KINDERHOOK — Two Kinderhook residents lost their home Tuesday after an early-morning fire.
Emergency personnel responded to a fully involved house fire at 66 Knollwood Drive at about 1:30 a.m.
Two adults, a man and his son, were home at the time and safely escaped the blaze, according to a statement from the Mid-Hudson Valley Chapter of the American Red Cross.
“Upon arrival, the fire was fully involved through the center of the house and over the roof of the garage,” Niverville Fire Department 1st Assistant Chief Wayne Huyck said. “The fire was too big for us to send someone inside the house. So we went on the defensive and used ladder trucks to put the fire out.”
Despite slippery conditions caused by ice on the ground, snow and water pumped to the scene from Valatie and just outside the village no fire fighters were injured.
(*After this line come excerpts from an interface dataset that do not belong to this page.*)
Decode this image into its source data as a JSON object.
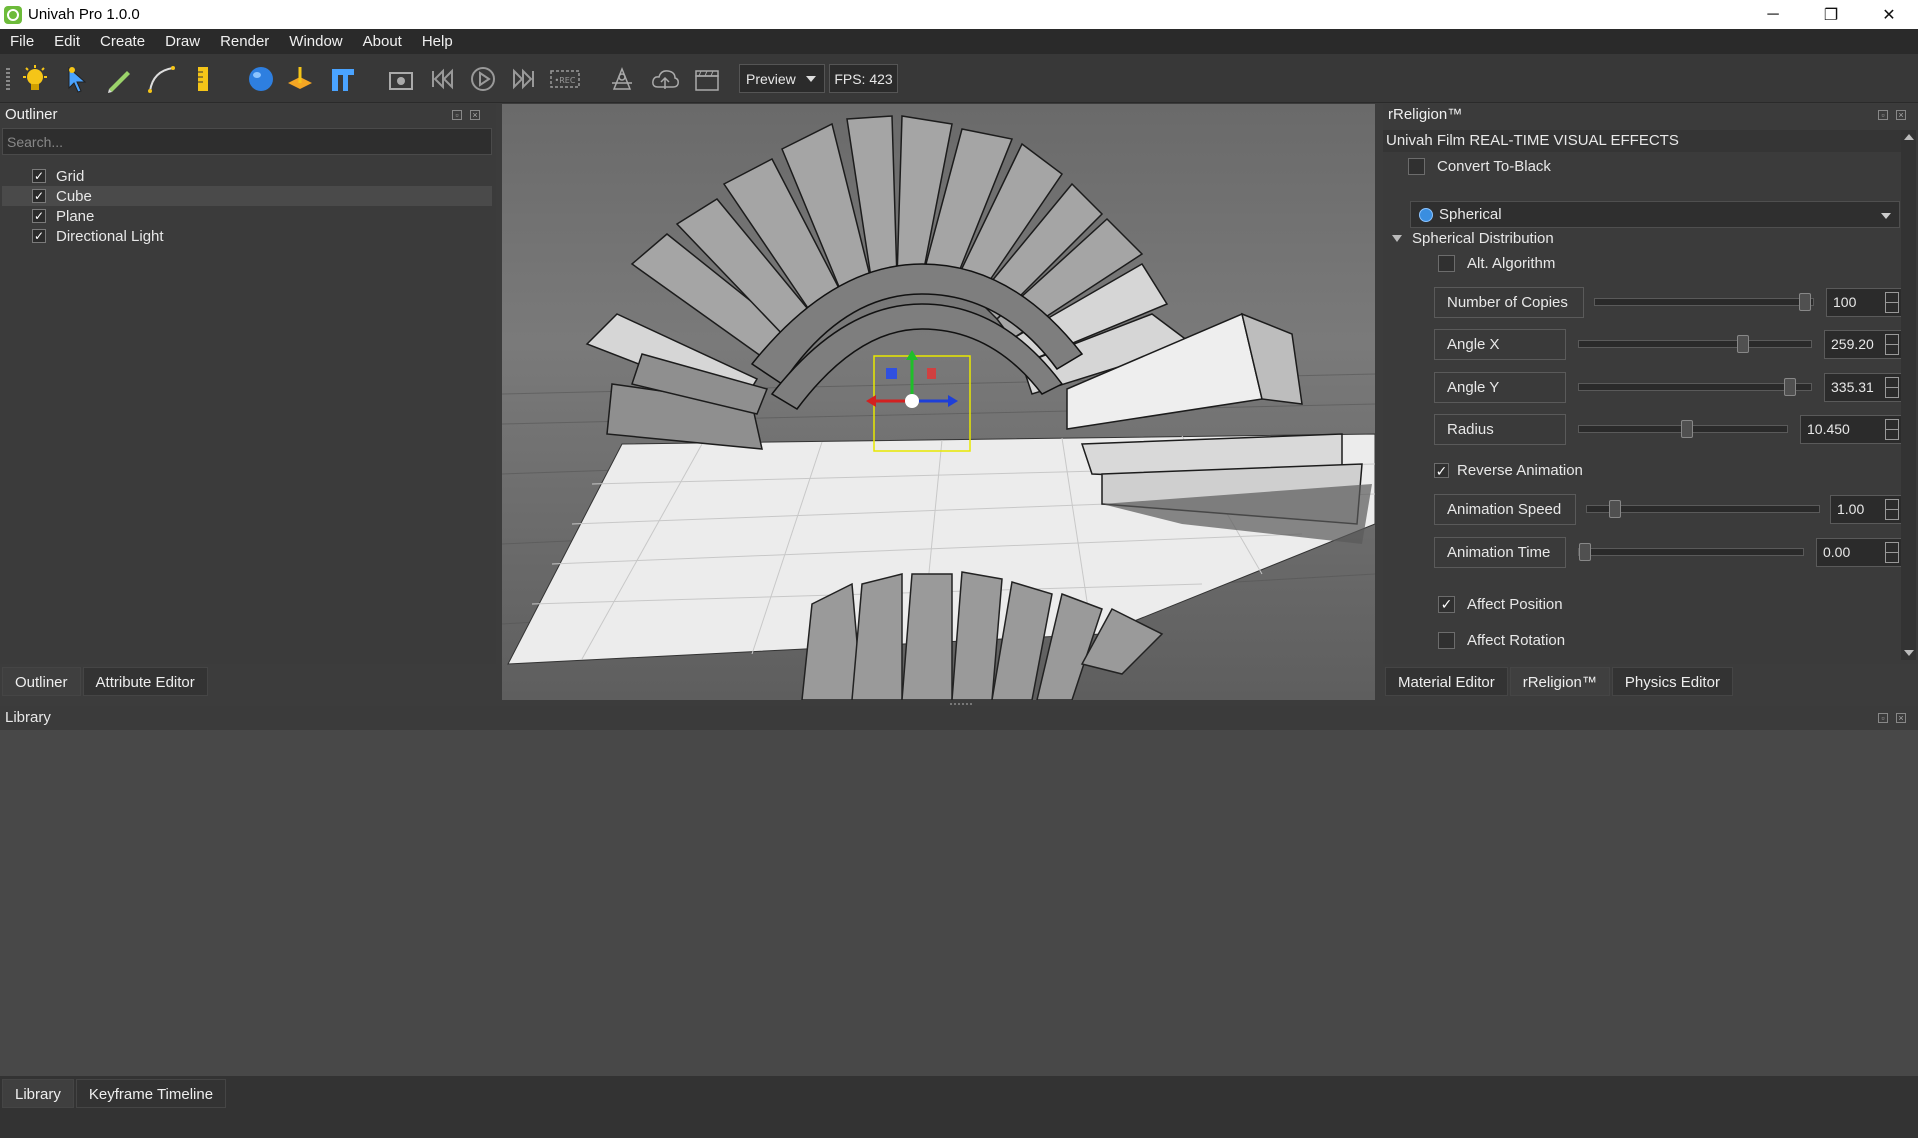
{
  "window": {
    "title": "Univah Pro 1.0.0",
    "minimize": "─",
    "maximize": "❐",
    "close": "✕"
  },
  "menu": [
    "File",
    "Edit",
    "Create",
    "Draw",
    "Render",
    "Window",
    "About",
    "Help"
  ],
  "toolbar": {
    "preview_label": "Preview",
    "fps_label": "FPS: 423"
  },
  "outliner": {
    "title": "Outliner",
    "search_placeholder": "Search...",
    "items": [
      {
        "label": "Grid",
        "checked": true
      },
      {
        "label": "Cube",
        "checked": true,
        "selected": true
      },
      {
        "label": "Plane",
        "checked": true
      },
      {
        "label": "Directional Light",
        "checked": true
      }
    ],
    "tabs": [
      "Outliner",
      "Attribute Editor"
    ]
  },
  "rpanel": {
    "title": "rReligion™",
    "subtitle": "Univah Film REAL-TIME VISUAL EFFECTS",
    "convert_label": "Convert To-Black",
    "mode": "Spherical",
    "section": "Spherical Distribution",
    "alt_label": "Alt. Algorithm",
    "props": [
      {
        "label": "Number of Copies",
        "value": "100",
        "pos": 0.99
      },
      {
        "label": "Angle X",
        "value": "259.20",
        "pos": 0.72
      },
      {
        "label": "Angle Y",
        "value": "335.31",
        "pos": 0.93
      },
      {
        "label": "Radius",
        "value": "10.450",
        "pos": 0.52
      }
    ],
    "reverse_label": "Reverse Animation",
    "anim": [
      {
        "label": "Animation Speed",
        "value": "1.00",
        "pos": 0.1
      },
      {
        "label": "Animation Time",
        "value": "0.00",
        "pos": 0.0
      }
    ],
    "affect_pos_label": "Affect Position",
    "affect_rot_label": "Affect Rotation",
    "tabs": [
      "Material Editor",
      "rReligion™",
      "Physics Editor"
    ]
  },
  "library": {
    "title": "Library",
    "tabs": [
      "Library",
      "Keyframe Timeline"
    ]
  },
  "colors": {
    "accent_blue": "#3a8ee0",
    "panel": "#3b3b3b",
    "viewport_floor": "#e8e8e8"
  }
}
After the fire was under control, the department used a excavator to put out any hot spots. The house was ruled a total loss.
The cause of the fire has not been determined, Huyck said.
Volunteers from the Red Cross chapter reported to the scene of the fire and provided the residents with emergency aid, including financial assistance for shelter, food and clothing. Volunteers also offered emotional support and comfort kits containing hygiene products.
“The victims do not usually have those when they escape the fire and the first step to recovery is get the scent of the fire off of them,” said Kelly Formoso, executive director of the American Red Cross of the Eastern New York Region. “We also provide assistance in purchasing clothing, which is important. This time of year people need seasonal clothes.”
Formoso reminded people to check their fire alarms and be prepared for tragedies such as these. The Red Cross offers free smoke
alarm installations for people’s homes through its Home Fire Campaign. To learn more about the program, call (845) 249-4228.
Niverville was the lead agency on the scene and was supported by Valatie and Kinderhook fire departments. Firefighters had the fire under control by around 3:30 a.m., Huyck said.